As previously noted, the Robber’s obsession with Edith is also characterized by this constant split between praise and condemnation. Though he continues to the very end in placing Edith on a pedestal, he also ruthlessly judges her, most notably in his public lecture near the end of the book, which is attended by “almost exclusively girls,” and at which both Edith and Wanda, as well as the “well-known benefactress” Frau von Hochberg, are present. Among other attacks on Edith’s character, he claims “she feels nothing,” that “there’s no earnestness in her,” and that “she knows how spineless she is.” Earlier he states, “I always considered her to be perhaps not quite sufficiently intelligent.” Ultimately, from his own words, it seems that the Robber’s infatuation with Edith is based chiefly on her physical appearance, while he all but despises the type of person he believes her to be. It’s an old and well-known story. How many romantic crushes throughout history have culminated in this outcome? One builds up a person in one’s mind based solely on appearance, only to find that person is not at all compatible with one’s own nature.
There are no easy conclusions, if any at all, to be drawn from The Robber. The closest Walser comes to hinting at a meaning to the book comes in this question that Frau von Hochberg asks herself toward the end, after having ushered Edith to the Robber’s bedside at the hospital:
“Is it our calling to understand each other, or are we not, rather, called upon to misjudge one another, to prevent there being a surfeit of happiness and to ensure that happiness continues to be valued, and that these circumstances result in novels, which could not possibly exist if we all knew each other for what we are?”
With their constantly shape-shifting characters, genial yet somewhat aloof and tinged with a dark loneliness, Robert Walser’s novels certainly could not have existed without these circumstances that Frau von Hochberg describes.
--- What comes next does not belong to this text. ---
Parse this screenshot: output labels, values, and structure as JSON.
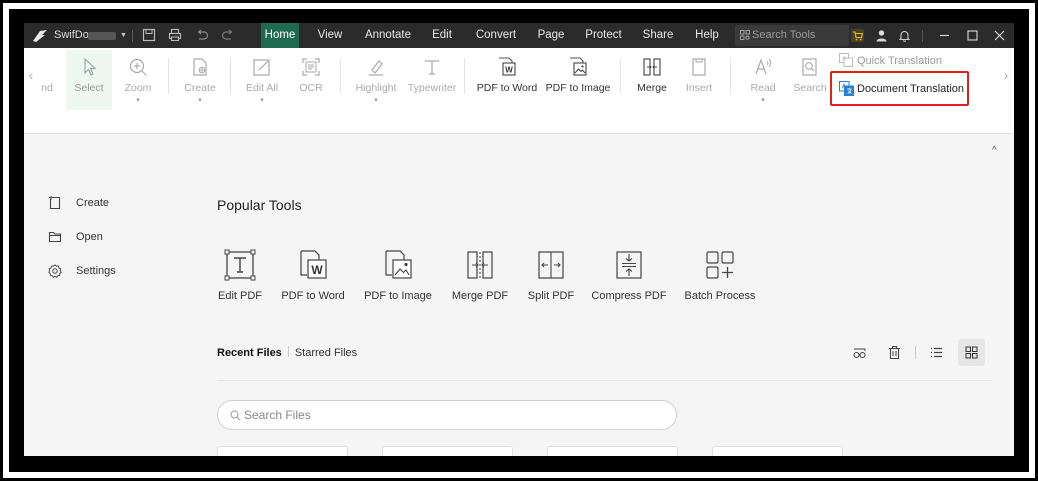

And The Robber underlines this truth the boldest of all his novels.